The forest next to the trail was lush, with ferns growing in frondly profusion. Spring wildflowers were already gracing the trail, the culprits being mainly snow queen, woodland violet, coltsfoot, oaks toothwort, and hound's tongue (which made me think of my ex-wife, for some reason).

A pair of geese warily keep an eye on us
While the lake's shape was basically long and slender, the trail did have to contour around small inlets here and there. By virture of our tromping presence, we irritated several mated pairs of Canadian geese looking to start a family near the lake. The honks of irked geese and the quacking of startled ducks was a common sound wafting across the lake's waters throughout the day.

Lichen hangs from some leafless oaks
Periodically, the forest thinned out and we did get to enjoy the sun on rare and wondrous occasions. But, when we rounded the Cooper Creek inlet on a rustic footbridge at the far end of the lake, the trail ambled through low grassy patches and we were mostly bathed in restorative sunlight. The warm sun replenished our Vitamin D levels and after hiking roughly three miles in a cold and shady forest, it felt so good.

Cooper Creek Reservoir
The trail does not go all the way around the lake, so the logical turnaround point was a boat ramp at about the four-mile mark. From the ramp, we backtracked to a nearby picnic bench on a grassy point and enjoyed a lengthy lunch 'n laze in the warm sun while enjoying the view of the lake ensconced in its wooded valley. But alas, all good things come to an end and we ruefully headed back the way we came.
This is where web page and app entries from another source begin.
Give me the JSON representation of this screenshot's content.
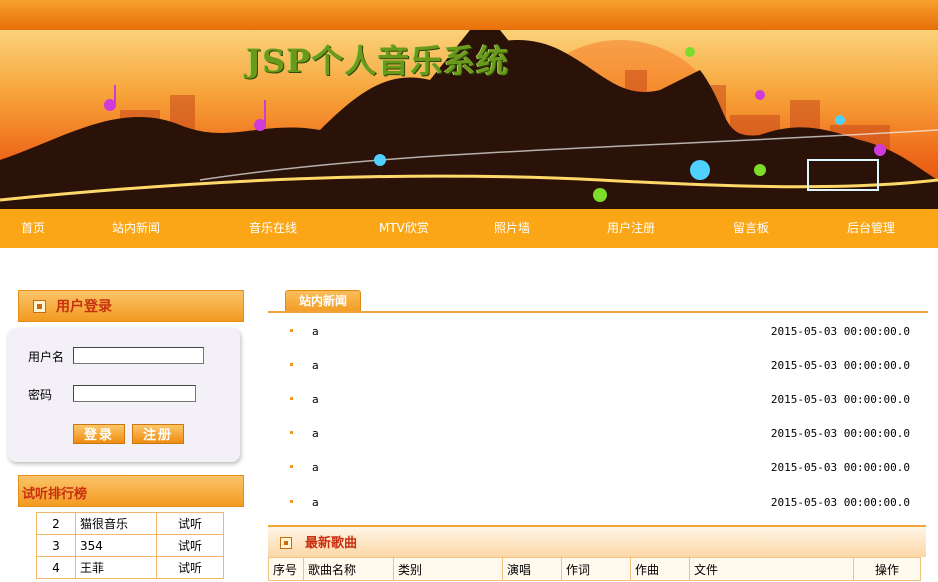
{
  "site": {
    "title": "JSP个人音乐系统"
  },
  "nav": [
    "首页",
    "站内新闻",
    "音乐在线",
    "MTV欣赏",
    "照片墙",
    "用户注册",
    "留言板",
    "后台管理"
  ],
  "login": {
    "title": "用户登录",
    "username_label": "用户名",
    "password_label": "密码",
    "username_value": "",
    "password_value": "",
    "login_button": "登录",
    "register_button": "注册"
  },
  "ranking": {
    "title": "试听排行榜",
    "rows": [
      {
        "no": "2",
        "name": "猫很音乐",
        "action": "试听"
      },
      {
        "no": "3",
        "name": "354",
        "action": "试听"
      },
      {
        "no": "4",
        "name": "王菲",
        "action": "试听"
      }
    ]
  },
  "news": {
    "tab": "站内新闻",
    "items": [
      {
        "title": "a",
        "date": "2015-05-03 00:00:00.0"
      },
      {
        "title": "a",
        "date": "2015-05-03 00:00:00.0"
      },
      {
        "title": "a",
        "date": "2015-05-03 00:00:00.0"
      },
      {
        "title": "a",
        "date": "2015-05-03 00:00:00.0"
      },
      {
        "title": "a",
        "date": "2015-05-03 00:00:00.0"
      },
      {
        "title": "a",
        "date": "2015-05-03 00:00:00.0"
      }
    ]
  },
  "songs": {
    "title": "最新歌曲",
    "columns": [
      "序号",
      "歌曲名称",
      "类别",
      "演唱",
      "作词",
      "作曲",
      "文件",
      "操作"
    ]
  },
  "colors": {
    "accent": "#fba617",
    "title_red": "#c83010",
    "border_orange": "#f1a23a"
  }
}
The trail was freshly maintained
Right now, the trail only goes around about three-quarters of the lakeshore but the plan is for the path to eventually circumnavigate the entire lake. LUMBR has done a great job removing winter downfall (although there was one patch with dozens of fallen trees sprawled partially on the trail) and are to be commended for their fine work. Other hands are also busy restoring this trail however, for we encountered a small trail crew armed with chainsaws heroically toiling to improve the trail. There was also a small bulldozer thingy that was widening the path and smoothing out the rough spots. Apparently, their task is to widen the trail so that two people can walk on it side-by-side. I can't wait to return after the next round of improvements are completed.

Clawing at the sky
For more photos of this hike, please visit the Flickr album.